* This letter is reprinted from the Port Folio (Vol. IV. p. 94). It is there dated “Philadelphia, December 3d, 1775.” The mention of the Declaration of Independence in the letter proves this date to be wrong. It was probably written a short time before Dr. Franklin's departure for France.
The Congress have not yet extended their views much towards foreign powers. They are nevertheless obliged by your kind offers of your service, which perhaps in a year or two more may become very useful to them. I am myself much pleased, that you have sent a translation of our Declaration of Independence to the Grand Duke; because, having a high esteem for the character of that prince, and of the whole imperial family, from the accounts given me of them by my friend, Dr. Ingenhousz, and yourself, I should be happy to find, that we stood well in the opinion of that court.
Mr. Tromond of Milan, with whom I had the pleasure of being acquainted in London, spoke to me of a plant much used in Italy, and which he thought might be useful in America. He promised, at my request, to find me some of the seeds, which he has accordingly done. I have unfortunately forgotten the use, and know nothing of the culture. In both these particulars I must beg information and advice from you. It is called ravizzoni. I send specimens of the seed enclosed. I received from the same Mr. Tromond four copies of a translation of some of my pieces into the fine language of your native country. I beg your acceptance of one of them, and of my best wishes for your health and prosperity. With great esteem, I have the honor to be, &c.
TO JOHN HANCOCK, PRESIDENT OF CONGRESS.*
Announces his Arrival in France.—Does not assume a public Character. — Military Stores destined for America.
Nantes, 8 December, 1776.
Sir, In thirty days after we left the Capes of Delaware, we came to an anchor in Quiberon Bay. I remained on board four days, expecting a change of wind proper to carry the ship into the river Loire; but the wind seemed fixed in an opposite quarter. I landed at Amy, and with some difficulty got hither, the road not being well supplied with means of conveyance. Two days before we saw land, we met a brigantine from Bordeaux belonging to Cork, and another from Rochefort
* In March, 1776, Mr. Deane, lately a member of Congress, was sent to France by the Committee of Secret Correspondence, and authorized to act as a political and commercial agent for the United States. On the 26th of September, three Commissioners were appointed by Congress to take charge of the American affairs in Europe, and endeavour to procure a treaty of alliance with the court of France. These commissioners were Benjamin Franklin, Silas Deane, and Thomas Jefferson. The appointment being declined by Mr. Jefferson, his place was supplied by Arthur Lee, on the 22d of October. Mr. Lee was then in London, and Mr. Deane in Paris. Dr. Franklin sailed from Philadelphia on the 26th of October, and the vessel entered Quiberon Bay, November 29th. He proceeded thence by way of Nantes to Paris, where he arrived about the 20th of December, and where he found Mr. Deane. They were joined by Mr. Lee the day after Dr. Franklin's arrival.

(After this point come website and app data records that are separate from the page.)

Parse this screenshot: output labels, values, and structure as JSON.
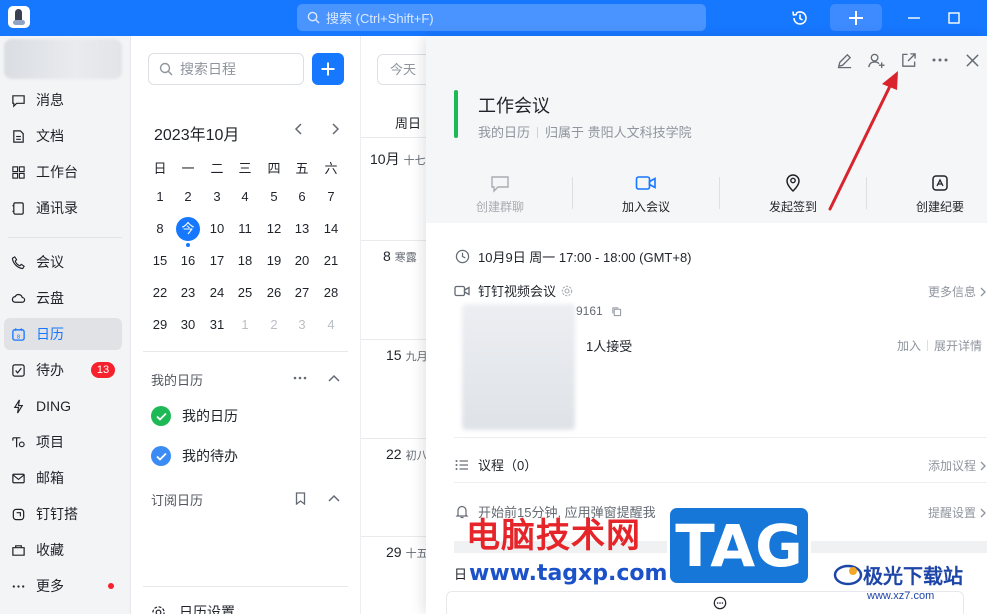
{
  "topbar": {
    "search_placeholder": "搜索 (Ctrl+Shift+F)"
  },
  "sidebar": {
    "items": [
      {
        "label": "消息",
        "icon": "message-icon"
      },
      {
        "label": "文档",
        "icon": "document-icon"
      },
      {
        "label": "工作台",
        "icon": "grid-icon"
      },
      {
        "label": "通讯录",
        "icon": "contacts-icon"
      },
      {
        "label": "会议",
        "icon": "phone-icon"
      },
      {
        "label": "云盘",
        "icon": "cloud-icon"
      },
      {
        "label": "日历",
        "icon": "calendar-icon",
        "active": true
      },
      {
        "label": "待办",
        "icon": "todo-icon",
        "badge": "13"
      },
      {
        "label": "DING",
        "icon": "bolt-icon"
      },
      {
        "label": "项目",
        "icon": "project-icon"
      },
      {
        "label": "邮箱",
        "icon": "mail-icon"
      },
      {
        "label": "钉钉搭",
        "icon": "builder-icon"
      },
      {
        "label": "收藏",
        "icon": "favorite-icon"
      },
      {
        "label": "更多",
        "icon": "more-icon",
        "dot": true
      }
    ]
  },
  "calendar": {
    "search_placeholder": "搜索日程",
    "month_title": "2023年10月",
    "weekdays": [
      "日",
      "一",
      "二",
      "三",
      "四",
      "五",
      "六"
    ],
    "weeks": [
      [
        "1",
        "2",
        "3",
        "4",
        "5",
        "6",
        "7"
      ],
      [
        "8",
        "今",
        "10",
        "11",
        "12",
        "13",
        "14"
      ],
      [
        "15",
        "16",
        "17",
        "18",
        "19",
        "20",
        "21"
      ],
      [
        "22",
        "23",
        "24",
        "25",
        "26",
        "27",
        "28"
      ],
      [
        "29",
        "30",
        "31",
        "1",
        "2",
        "3",
        "4"
      ]
    ],
    "my_calendars_title": "我的日历",
    "my_calendars": [
      "我的日历",
      "我的待办"
    ],
    "subscribed_title": "订阅日历",
    "settings_label": "日历设置"
  },
  "week_view": {
    "today_button": "今天",
    "header": "周日",
    "dates": [
      {
        "day": "10月",
        "lunar": "十七"
      },
      {
        "day": "8",
        "lunar": "寒露"
      },
      {
        "day": "15",
        "lunar": "九月"
      },
      {
        "day": "22",
        "lunar": "初八"
      },
      {
        "day": "29",
        "lunar": "十五"
      }
    ]
  },
  "event": {
    "title": "工作会议",
    "calendar": "我的日历",
    "owner": "归属于 贵阳人文科技学院",
    "color": "#1db954",
    "quick_actions": [
      {
        "label": "创建群聊",
        "icon": "chat-icon",
        "enabled": false
      },
      {
        "label": "加入会议",
        "icon": "video-icon",
        "enabled": true
      },
      {
        "label": "发起签到",
        "icon": "location-icon",
        "enabled": true
      },
      {
        "label": "创建纪要",
        "icon": "notes-icon",
        "enabled": true
      }
    ],
    "time": "10月9日 周一 17:00 - 18:00 (GMT+8)",
    "meeting_type": "钉钉视频会议",
    "meeting_id_fragment": "9161",
    "more_info": "更多信息",
    "attendees": "1人接受",
    "join": "加入",
    "expand": "展开详情",
    "agenda": "议程（0）",
    "add_agenda": "添加议程",
    "reminder": "开始前15分钟, 应用弹窗提醒我",
    "reminder_settings": "提醒设置",
    "footer_label": "日"
  },
  "watermark": {
    "cn": "电脑技术网",
    "url": "www.tagxp.com",
    "tag": "TAG",
    "brand": "极光下载站",
    "brand_url": "www.xz7.com"
  },
  "colors": {
    "primary": "#1677ff",
    "badge": "#f5222d",
    "arrow": "#d9232d"
  }
}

This commission continued till September 14th, 1778, when it was dissolved by Congress, and Dr. Franklin was appointed Minister Plenipotentiary at the court of France. Many of the official letters, relating to his public transactions during the first two years of his residence in France, were signed jointly by the three Commissioners. As it is not known which of these letters were written by Dr. Franklin, no part of them is introduced into this work. They may all be seen in the first and second volumes of the Diplomatic Correspondence of the American Revolution.